■ DATA PROVIDED:
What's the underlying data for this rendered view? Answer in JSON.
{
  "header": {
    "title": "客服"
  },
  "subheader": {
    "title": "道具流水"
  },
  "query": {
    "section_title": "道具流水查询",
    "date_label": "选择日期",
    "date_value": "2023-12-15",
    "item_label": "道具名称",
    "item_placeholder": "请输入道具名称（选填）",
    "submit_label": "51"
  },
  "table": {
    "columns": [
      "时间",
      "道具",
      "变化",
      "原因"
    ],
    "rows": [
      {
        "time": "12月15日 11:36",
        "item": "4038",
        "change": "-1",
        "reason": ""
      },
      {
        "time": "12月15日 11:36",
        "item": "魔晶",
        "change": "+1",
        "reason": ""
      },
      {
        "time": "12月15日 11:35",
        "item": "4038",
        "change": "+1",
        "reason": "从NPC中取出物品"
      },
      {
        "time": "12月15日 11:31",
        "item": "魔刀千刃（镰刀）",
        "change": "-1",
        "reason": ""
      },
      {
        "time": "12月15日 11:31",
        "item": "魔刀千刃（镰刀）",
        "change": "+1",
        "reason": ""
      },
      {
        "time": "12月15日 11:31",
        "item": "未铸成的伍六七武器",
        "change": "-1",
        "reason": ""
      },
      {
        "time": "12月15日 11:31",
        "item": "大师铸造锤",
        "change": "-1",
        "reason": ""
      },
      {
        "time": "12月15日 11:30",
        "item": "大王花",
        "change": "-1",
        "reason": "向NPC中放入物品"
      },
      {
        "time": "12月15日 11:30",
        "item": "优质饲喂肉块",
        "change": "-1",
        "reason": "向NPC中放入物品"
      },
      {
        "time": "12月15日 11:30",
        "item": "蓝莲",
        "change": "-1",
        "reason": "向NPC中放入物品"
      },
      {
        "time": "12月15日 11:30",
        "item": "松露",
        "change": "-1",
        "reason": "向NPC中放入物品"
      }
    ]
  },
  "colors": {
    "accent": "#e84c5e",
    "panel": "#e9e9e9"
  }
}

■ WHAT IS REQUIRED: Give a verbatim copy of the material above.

■ SOLUTION FOR THIS PROBLEM:
What's the underlying data for this rendered view? Answer in JSON.
{
  "header": {
    "title": "客服"
  },
  "subheader": {
    "title": "道具流水"
  },
  "query": {
    "section_title": "道具流水查询",
    "date_label": "选择日期",
    "date_value": "2023-12-15",
    "item_label": "道具名称",
    "item_placeholder": "请输入道具名称（选填）",
    "submit_label": "51"
  },
  "table": {
    "columns": [
      "时间",
      "道具",
      "变化",
      "原因"
    ],
    "rows": [
      {
        "time": "12月15日 11:36",
        "item": "4038",
        "change": "-1",
        "reason": ""
      },
      {
        "time": "12月15日 11:36",
        "item": "魔晶",
        "change": "+1",
        "reason": ""
      },
      {
        "time": "12月15日 11:35",
        "item": "4038",
        "change": "+1",
        "reason": "从NPC中取出物品"
      },
      {
        "time": "12月15日 11:31",
        "item": "魔刀千刃（镰刀）",
        "change": "-1",
        "reason": ""
      },
      {
        "time": "12月15日 11:31",
        "item": "魔刀千刃（镰刀）",
        "change": "+1",
        "reason": ""
      },
      {
        "time": "12月15日 11:31",
        "item": "未铸成的伍六七武器",
        "change": "-1",
        "reason": ""
      },
      {
        "time": "12月15日 11:31",
        "item": "大师铸造锤",
        "change": "-1",
        "reason": ""
      },
      {
        "time": "12月15日 11:30",
        "item": "大王花",
        "change": "-1",
        "reason": "向NPC中放入物品"
      },
      {
        "time": "12月15日 11:30",
        "item": "优质饲喂肉块",
        "change": "-1",
        "reason": "向NPC中放入物品"
      },
      {
        "time": "12月15日 11:30",
        "item": "蓝莲",
        "change": "-1",
        "reason": "向NPC中放入物品"
      },
      {
        "time": "12月15日 11:30",
        "item": "松露",
        "change": "-1",
        "reason": "向NPC中放入物品"
      }
    ]
  },
  "colors": {
    "accent": "#e84c5e",
    "panel": "#e9e9e9"
  }
}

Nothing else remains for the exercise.